Exercise materials:
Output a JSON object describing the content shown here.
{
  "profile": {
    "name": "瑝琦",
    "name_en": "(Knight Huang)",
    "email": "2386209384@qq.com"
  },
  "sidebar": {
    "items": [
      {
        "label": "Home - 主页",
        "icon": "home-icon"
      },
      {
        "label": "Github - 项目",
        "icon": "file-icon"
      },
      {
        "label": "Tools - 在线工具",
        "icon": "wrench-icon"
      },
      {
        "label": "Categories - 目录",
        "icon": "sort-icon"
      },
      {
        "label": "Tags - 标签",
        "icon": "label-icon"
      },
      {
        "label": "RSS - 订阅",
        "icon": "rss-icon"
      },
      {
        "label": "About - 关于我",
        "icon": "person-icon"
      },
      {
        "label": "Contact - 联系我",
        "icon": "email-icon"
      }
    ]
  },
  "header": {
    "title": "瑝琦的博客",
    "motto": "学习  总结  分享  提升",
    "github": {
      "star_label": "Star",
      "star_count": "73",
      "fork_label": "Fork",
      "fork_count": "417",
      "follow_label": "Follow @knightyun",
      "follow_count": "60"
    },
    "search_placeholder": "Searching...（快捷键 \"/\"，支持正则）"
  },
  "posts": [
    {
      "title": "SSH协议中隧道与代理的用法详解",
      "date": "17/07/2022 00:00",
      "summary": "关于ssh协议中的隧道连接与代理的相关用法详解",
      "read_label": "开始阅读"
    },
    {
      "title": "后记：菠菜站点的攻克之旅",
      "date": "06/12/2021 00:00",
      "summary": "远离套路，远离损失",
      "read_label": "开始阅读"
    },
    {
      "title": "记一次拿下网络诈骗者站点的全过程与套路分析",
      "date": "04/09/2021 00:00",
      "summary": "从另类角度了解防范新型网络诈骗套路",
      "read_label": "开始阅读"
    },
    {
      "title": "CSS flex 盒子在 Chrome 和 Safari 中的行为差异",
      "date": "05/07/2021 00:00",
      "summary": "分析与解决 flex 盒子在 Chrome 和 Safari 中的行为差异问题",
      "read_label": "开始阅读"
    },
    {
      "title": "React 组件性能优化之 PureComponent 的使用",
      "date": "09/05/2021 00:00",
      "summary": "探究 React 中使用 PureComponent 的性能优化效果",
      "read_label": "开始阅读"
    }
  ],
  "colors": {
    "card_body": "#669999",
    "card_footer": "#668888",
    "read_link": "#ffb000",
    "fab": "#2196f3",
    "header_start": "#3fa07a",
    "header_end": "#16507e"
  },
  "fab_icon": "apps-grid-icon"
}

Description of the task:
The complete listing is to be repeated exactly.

Solution for this problem:
Output a JSON object describing the content shown here.
{
  "profile": {
    "name": "瑝琦",
    "name_en": "(Knight Huang)",
    "email": "2386209384@qq.com"
  },
  "sidebar": {
    "items": [
      {
        "label": "Home - 主页",
        "icon": "home-icon"
      },
      {
        "label": "Github - 项目",
        "icon": "file-icon"
      },
      {
        "label": "Tools - 在线工具",
        "icon": "wrench-icon"
      },
      {
        "label": "Categories - 目录",
        "icon": "sort-icon"
      },
      {
        "label": "Tags - 标签",
        "icon": "label-icon"
      },
      {
        "label": "RSS - 订阅",
        "icon": "rss-icon"
      },
      {
        "label": "About - 关于我",
        "icon": "person-icon"
      },
      {
        "label": "Contact - 联系我",
        "icon": "email-icon"
      }
    ]
  },
  "header": {
    "title": "瑝琦的博客",
    "motto": "学习  总结  分享  提升",
    "github": {
      "star_label": "Star",
      "star_count": "73",
      "fork_label": "Fork",
      "fork_count": "417",
      "follow_label": "Follow @knightyun",
      "follow_count": "60"
    },
    "search_placeholder": "Searching...（快捷键 \"/\"，支持正则）"
  },
  "posts": [
    {
      "title": "SSH协议中隧道与代理的用法详解",
      "date": "17/07/2022 00:00",
      "summary": "关于ssh协议中的隧道连接与代理的相关用法详解",
      "read_label": "开始阅读"
    },
    {
      "title": "后记：菠菜站点的攻克之旅",
      "date": "06/12/2021 00:00",
      "summary": "远离套路，远离损失",
      "read_label": "开始阅读"
    },
    {
      "title": "记一次拿下网络诈骗者站点的全过程与套路分析",
      "date": "04/09/2021 00:00",
      "summary": "从另类角度了解防范新型网络诈骗套路",
      "read_label": "开始阅读"
    },
    {
      "title": "CSS flex 盒子在 Chrome 和 Safari 中的行为差异",
      "date": "05/07/2021 00:00",
      "summary": "分析与解决 flex 盒子在 Chrome 和 Safari 中的行为差异问题",
      "read_label": "开始阅读"
    },
    {
      "title": "React 组件性能优化之 PureComponent 的使用",
      "date": "09/05/2021 00:00",
      "summary": "探究 React 中使用 PureComponent 的性能优化效果",
      "read_label": "开始阅读"
    }
  ],
  "colors": {
    "card_body": "#669999",
    "card_footer": "#668888",
    "read_link": "#ffb000",
    "fab": "#2196f3",
    "header_start": "#3fa07a",
    "header_end": "#16507e"
  },
  "fab_icon": "apps-grid-icon"
}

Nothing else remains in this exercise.